* Exercise prompt
Read the data below line by line and copy each one with "icon" in it.

* Records for the task
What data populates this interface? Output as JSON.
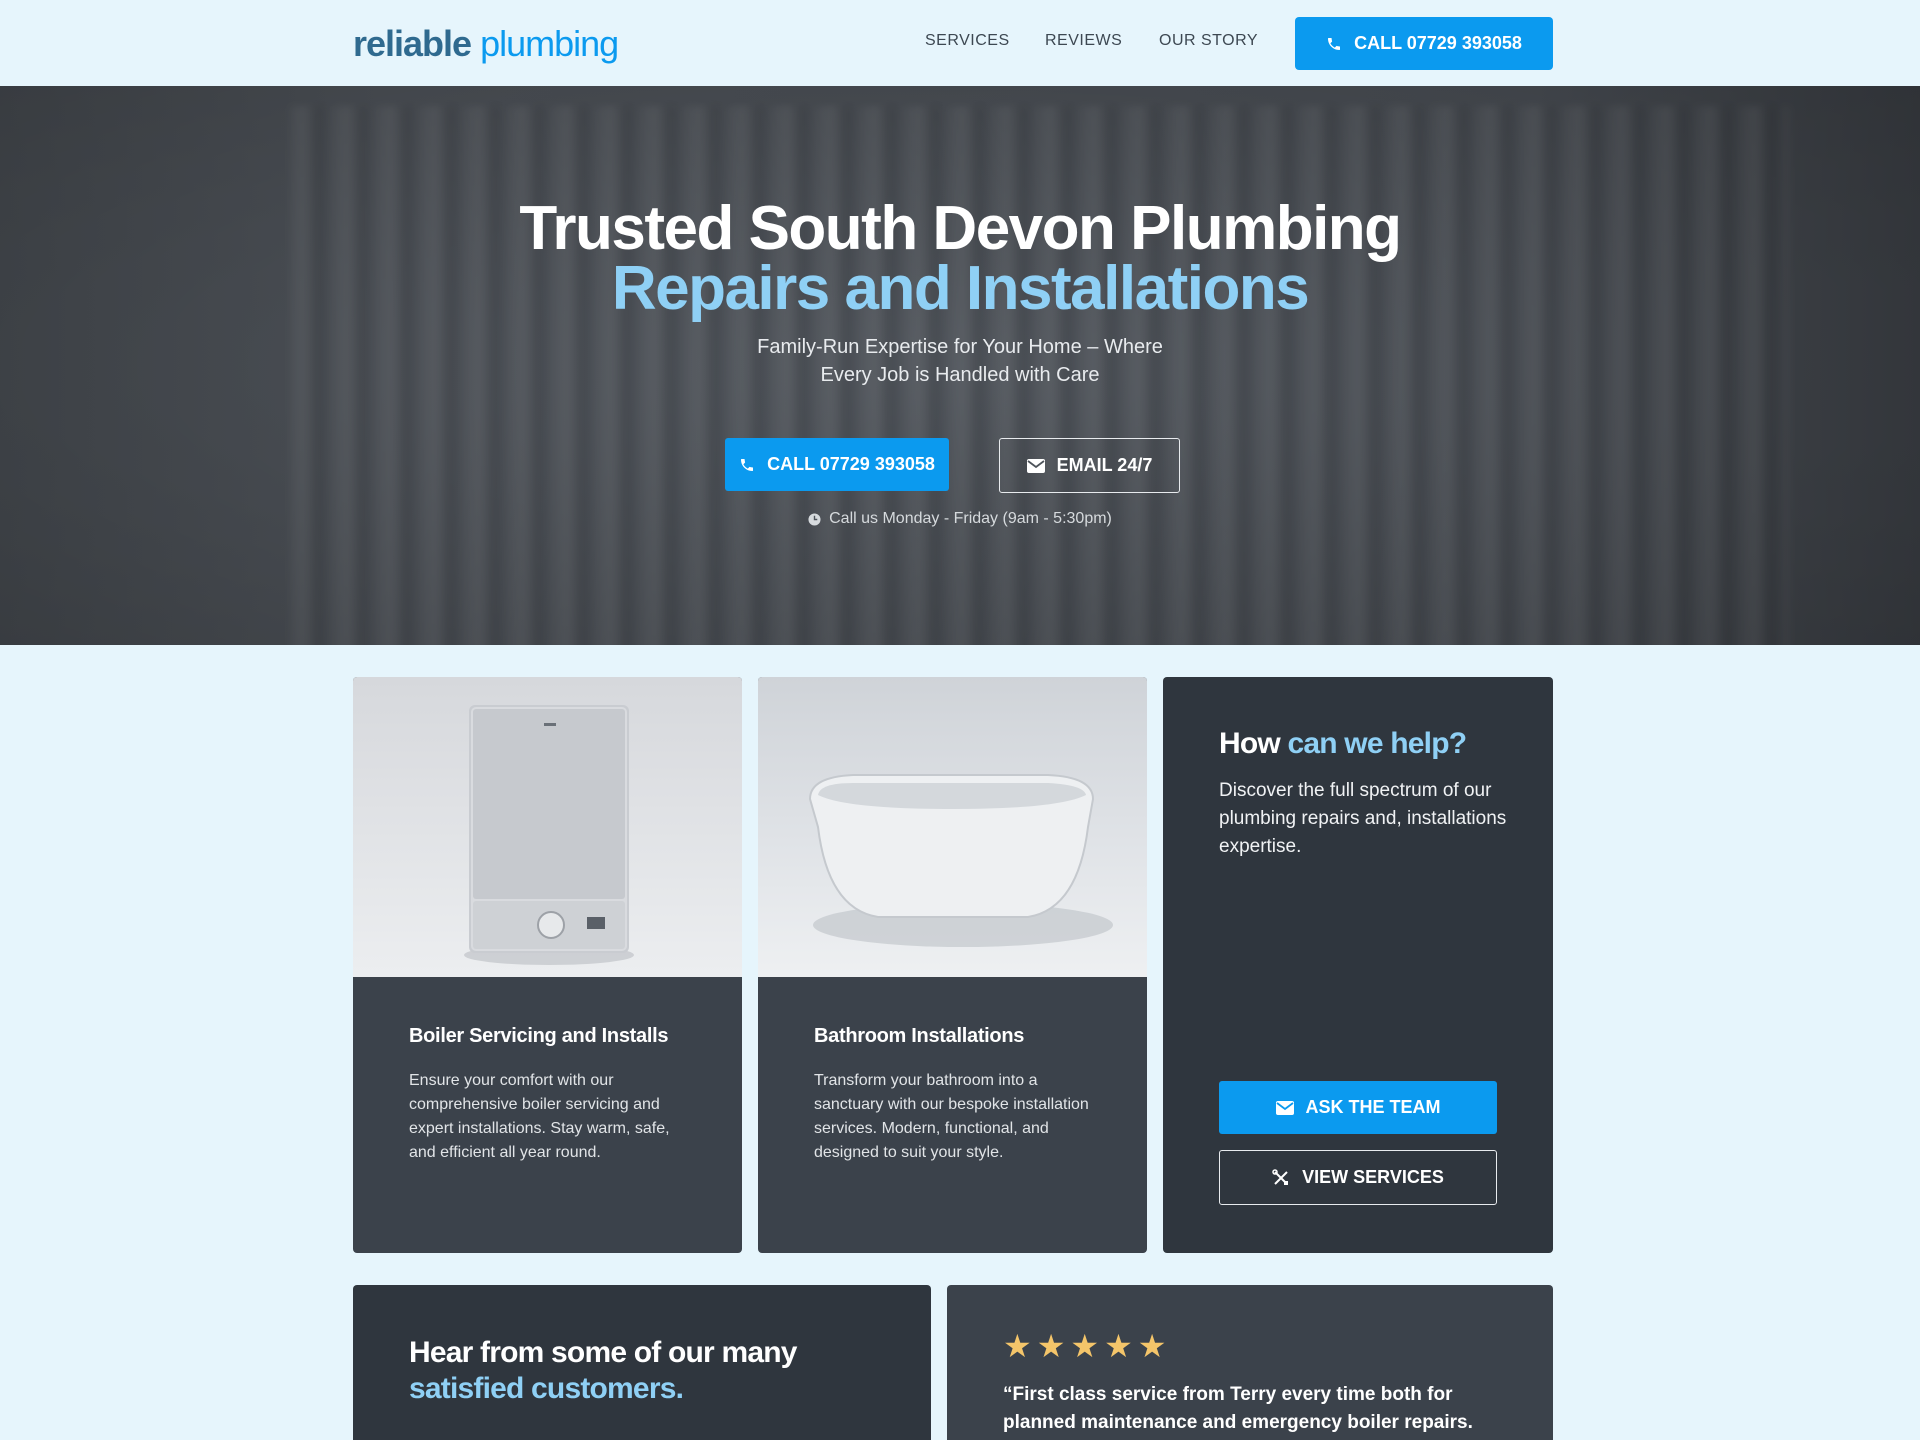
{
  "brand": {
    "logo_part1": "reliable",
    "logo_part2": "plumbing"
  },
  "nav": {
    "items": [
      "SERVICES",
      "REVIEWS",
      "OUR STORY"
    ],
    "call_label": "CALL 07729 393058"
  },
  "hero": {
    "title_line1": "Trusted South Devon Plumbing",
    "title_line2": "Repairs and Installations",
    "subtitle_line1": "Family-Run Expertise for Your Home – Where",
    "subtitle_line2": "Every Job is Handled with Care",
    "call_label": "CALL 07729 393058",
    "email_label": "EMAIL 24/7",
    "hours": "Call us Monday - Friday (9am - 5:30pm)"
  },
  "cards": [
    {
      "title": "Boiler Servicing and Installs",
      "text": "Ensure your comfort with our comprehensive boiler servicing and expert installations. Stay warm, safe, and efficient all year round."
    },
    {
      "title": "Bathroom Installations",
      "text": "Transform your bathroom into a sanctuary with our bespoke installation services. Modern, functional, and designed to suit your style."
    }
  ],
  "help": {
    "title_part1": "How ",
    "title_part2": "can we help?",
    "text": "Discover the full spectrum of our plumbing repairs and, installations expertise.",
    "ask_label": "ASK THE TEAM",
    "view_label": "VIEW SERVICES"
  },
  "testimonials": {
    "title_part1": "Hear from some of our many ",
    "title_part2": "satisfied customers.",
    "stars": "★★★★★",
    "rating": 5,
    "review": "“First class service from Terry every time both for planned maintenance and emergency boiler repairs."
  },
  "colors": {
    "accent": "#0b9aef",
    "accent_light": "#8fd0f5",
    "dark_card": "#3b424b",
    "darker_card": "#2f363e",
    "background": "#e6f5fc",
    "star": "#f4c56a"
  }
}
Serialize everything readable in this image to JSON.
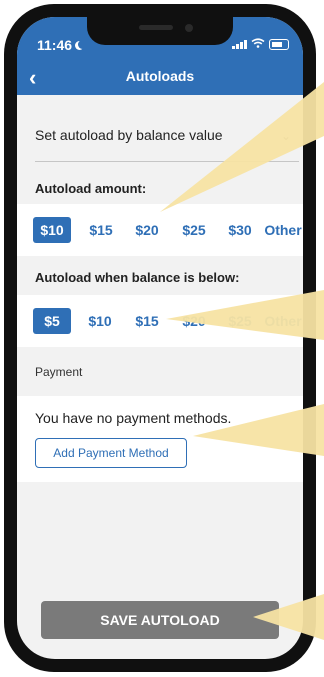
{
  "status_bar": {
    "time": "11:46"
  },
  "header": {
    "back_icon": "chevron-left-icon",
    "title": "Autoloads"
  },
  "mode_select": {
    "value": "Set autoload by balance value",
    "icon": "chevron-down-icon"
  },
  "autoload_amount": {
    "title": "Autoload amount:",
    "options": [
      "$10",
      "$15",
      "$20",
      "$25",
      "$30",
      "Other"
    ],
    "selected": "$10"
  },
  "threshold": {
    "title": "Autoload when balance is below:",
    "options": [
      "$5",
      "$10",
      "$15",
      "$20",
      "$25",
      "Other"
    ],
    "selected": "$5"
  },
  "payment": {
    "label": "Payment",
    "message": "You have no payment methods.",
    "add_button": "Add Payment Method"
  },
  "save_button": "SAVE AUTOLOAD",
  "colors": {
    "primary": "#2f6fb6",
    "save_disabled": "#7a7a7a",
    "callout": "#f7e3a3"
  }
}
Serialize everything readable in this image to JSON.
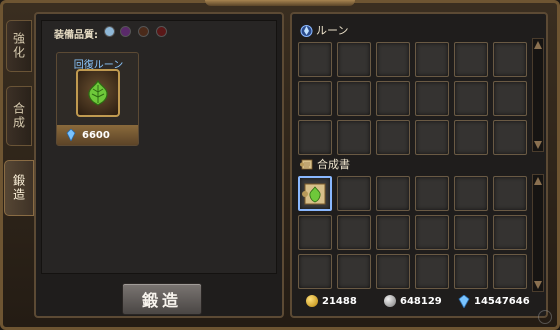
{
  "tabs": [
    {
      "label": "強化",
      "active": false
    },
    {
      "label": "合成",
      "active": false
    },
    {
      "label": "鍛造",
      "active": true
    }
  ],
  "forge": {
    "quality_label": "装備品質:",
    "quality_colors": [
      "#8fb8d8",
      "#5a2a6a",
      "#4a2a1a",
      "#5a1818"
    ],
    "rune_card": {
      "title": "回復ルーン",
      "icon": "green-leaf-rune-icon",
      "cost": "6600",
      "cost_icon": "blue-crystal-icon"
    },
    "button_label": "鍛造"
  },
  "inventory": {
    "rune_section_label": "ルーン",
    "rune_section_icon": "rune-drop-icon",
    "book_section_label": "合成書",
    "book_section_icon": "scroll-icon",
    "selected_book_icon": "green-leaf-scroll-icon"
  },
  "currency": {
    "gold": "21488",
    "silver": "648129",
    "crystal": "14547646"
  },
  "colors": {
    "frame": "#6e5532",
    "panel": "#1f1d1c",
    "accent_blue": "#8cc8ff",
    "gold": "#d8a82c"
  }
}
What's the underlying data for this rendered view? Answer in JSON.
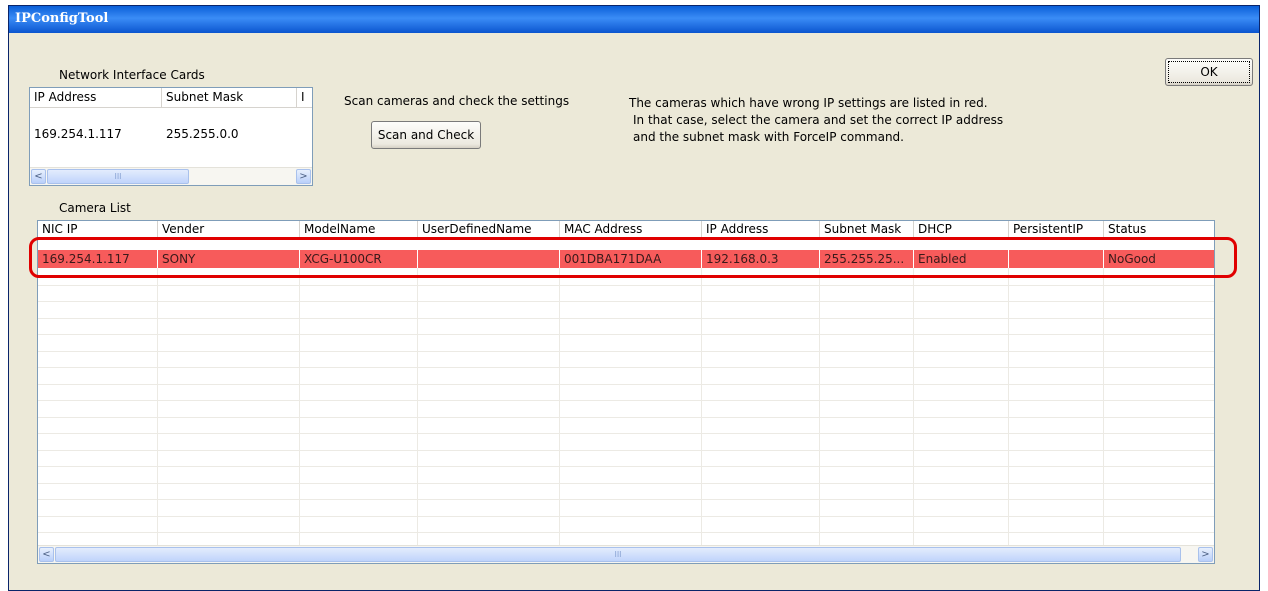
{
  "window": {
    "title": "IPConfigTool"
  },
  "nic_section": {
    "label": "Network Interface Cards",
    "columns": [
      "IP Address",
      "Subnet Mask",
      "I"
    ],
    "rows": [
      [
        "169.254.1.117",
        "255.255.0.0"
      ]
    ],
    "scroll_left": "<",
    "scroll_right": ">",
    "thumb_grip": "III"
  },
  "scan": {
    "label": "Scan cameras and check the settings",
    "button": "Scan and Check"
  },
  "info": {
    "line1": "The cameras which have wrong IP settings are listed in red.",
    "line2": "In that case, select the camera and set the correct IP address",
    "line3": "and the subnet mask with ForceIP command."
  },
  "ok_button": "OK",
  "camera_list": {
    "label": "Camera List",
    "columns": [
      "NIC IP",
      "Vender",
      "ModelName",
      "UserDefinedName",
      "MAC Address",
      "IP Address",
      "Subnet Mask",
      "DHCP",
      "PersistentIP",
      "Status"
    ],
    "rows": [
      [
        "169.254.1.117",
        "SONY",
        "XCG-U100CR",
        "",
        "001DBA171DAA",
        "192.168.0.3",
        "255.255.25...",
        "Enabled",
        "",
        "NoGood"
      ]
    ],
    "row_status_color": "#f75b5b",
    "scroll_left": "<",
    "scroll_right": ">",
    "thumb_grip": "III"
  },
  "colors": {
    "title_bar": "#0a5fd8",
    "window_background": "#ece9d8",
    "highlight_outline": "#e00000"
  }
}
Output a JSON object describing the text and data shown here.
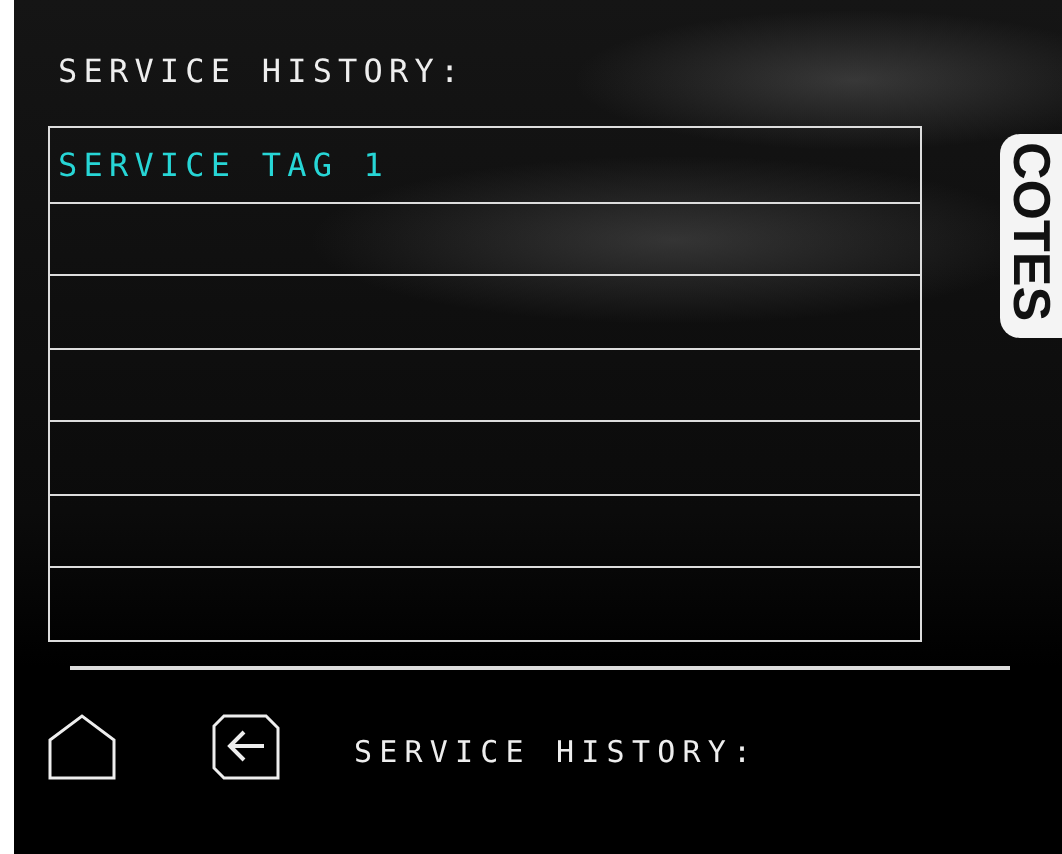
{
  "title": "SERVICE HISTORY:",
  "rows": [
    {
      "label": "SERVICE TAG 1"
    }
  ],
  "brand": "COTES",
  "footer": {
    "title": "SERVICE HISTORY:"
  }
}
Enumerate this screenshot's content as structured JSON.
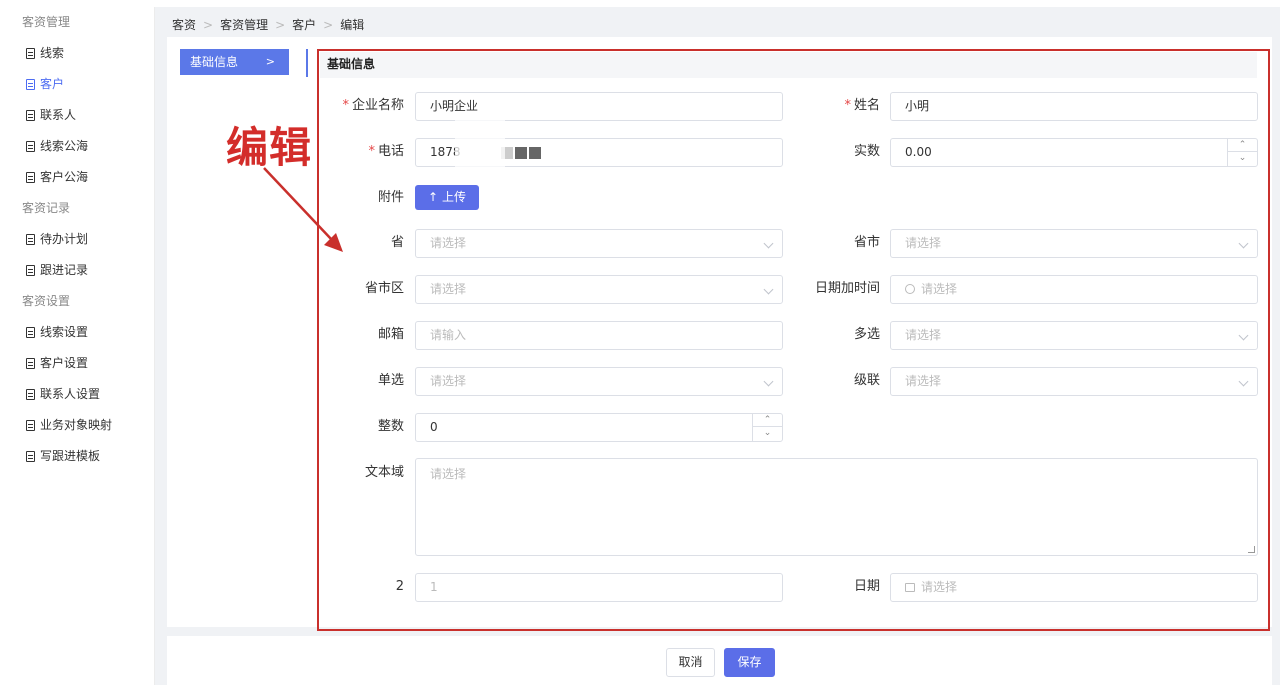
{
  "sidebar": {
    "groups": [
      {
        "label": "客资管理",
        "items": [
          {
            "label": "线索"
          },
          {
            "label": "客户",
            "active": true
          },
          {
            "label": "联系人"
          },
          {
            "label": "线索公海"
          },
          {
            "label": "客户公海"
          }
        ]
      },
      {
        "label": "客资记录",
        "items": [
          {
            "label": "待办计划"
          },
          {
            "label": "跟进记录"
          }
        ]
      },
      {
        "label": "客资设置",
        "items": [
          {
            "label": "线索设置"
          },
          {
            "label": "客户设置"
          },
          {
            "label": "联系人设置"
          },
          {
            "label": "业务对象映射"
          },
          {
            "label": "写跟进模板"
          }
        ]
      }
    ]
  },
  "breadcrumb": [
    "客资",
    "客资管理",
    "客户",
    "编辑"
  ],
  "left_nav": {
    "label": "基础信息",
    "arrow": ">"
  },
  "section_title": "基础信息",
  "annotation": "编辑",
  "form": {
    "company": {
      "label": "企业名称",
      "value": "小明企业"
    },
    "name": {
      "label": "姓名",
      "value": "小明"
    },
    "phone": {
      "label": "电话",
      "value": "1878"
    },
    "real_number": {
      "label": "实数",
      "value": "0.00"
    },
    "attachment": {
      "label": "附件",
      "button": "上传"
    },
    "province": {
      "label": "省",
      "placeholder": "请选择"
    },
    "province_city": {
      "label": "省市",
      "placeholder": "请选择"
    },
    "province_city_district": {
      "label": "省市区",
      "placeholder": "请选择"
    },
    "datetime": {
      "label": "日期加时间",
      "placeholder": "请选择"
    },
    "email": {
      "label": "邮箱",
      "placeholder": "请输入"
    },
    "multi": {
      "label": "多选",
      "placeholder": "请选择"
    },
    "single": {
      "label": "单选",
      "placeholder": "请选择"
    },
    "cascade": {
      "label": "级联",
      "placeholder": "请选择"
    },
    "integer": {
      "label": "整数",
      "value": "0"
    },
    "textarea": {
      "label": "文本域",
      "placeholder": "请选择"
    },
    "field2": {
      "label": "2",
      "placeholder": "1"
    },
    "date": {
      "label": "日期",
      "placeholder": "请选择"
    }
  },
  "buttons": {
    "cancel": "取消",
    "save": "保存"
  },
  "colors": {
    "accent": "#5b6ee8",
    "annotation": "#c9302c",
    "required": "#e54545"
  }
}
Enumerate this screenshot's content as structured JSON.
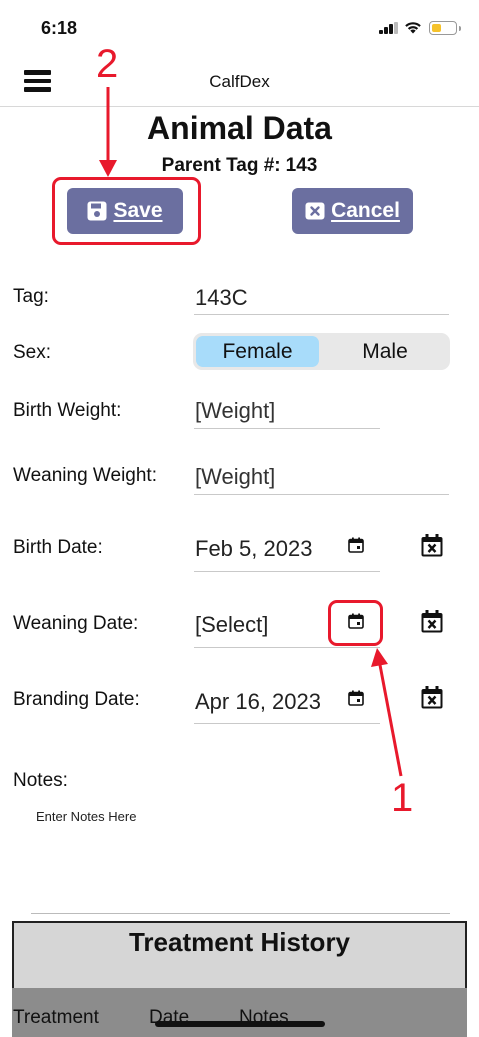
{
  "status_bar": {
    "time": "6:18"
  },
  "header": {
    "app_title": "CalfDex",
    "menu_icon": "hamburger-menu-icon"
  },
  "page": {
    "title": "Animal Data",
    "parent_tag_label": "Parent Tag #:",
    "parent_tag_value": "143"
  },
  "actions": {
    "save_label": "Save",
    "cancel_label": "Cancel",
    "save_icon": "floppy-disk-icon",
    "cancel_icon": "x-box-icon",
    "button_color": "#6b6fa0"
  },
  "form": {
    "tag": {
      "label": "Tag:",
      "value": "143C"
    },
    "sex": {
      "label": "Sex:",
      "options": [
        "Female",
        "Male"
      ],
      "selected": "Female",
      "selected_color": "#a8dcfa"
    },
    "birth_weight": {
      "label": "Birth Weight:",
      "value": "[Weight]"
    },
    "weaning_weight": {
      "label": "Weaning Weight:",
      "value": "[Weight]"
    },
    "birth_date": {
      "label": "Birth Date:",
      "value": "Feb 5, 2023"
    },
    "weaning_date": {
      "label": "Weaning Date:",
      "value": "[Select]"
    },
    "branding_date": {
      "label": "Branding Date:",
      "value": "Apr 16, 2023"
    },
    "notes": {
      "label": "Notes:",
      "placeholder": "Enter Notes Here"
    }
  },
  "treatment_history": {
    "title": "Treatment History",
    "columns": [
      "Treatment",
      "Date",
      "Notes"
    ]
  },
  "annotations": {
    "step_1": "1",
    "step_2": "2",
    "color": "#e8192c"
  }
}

* Answer below
    "back_icon": "chevron-left-icon",
    "icon": "chevron-down-icon"
      "icon": "green-leaf-rune-icon",
      "cost_icon": "blue-crystal-icon"
    "rune_section_icon": "rune-drop-icon",
    "book_section_icon": "scroll-icon",
    "selected_book_icon": "green-leaf-scroll-icon"
    "menu_icon": "hamburger-menu-icon"
    "save_icon": "floppy-disk-icon",
    "cancel_icon": "x-box-icon",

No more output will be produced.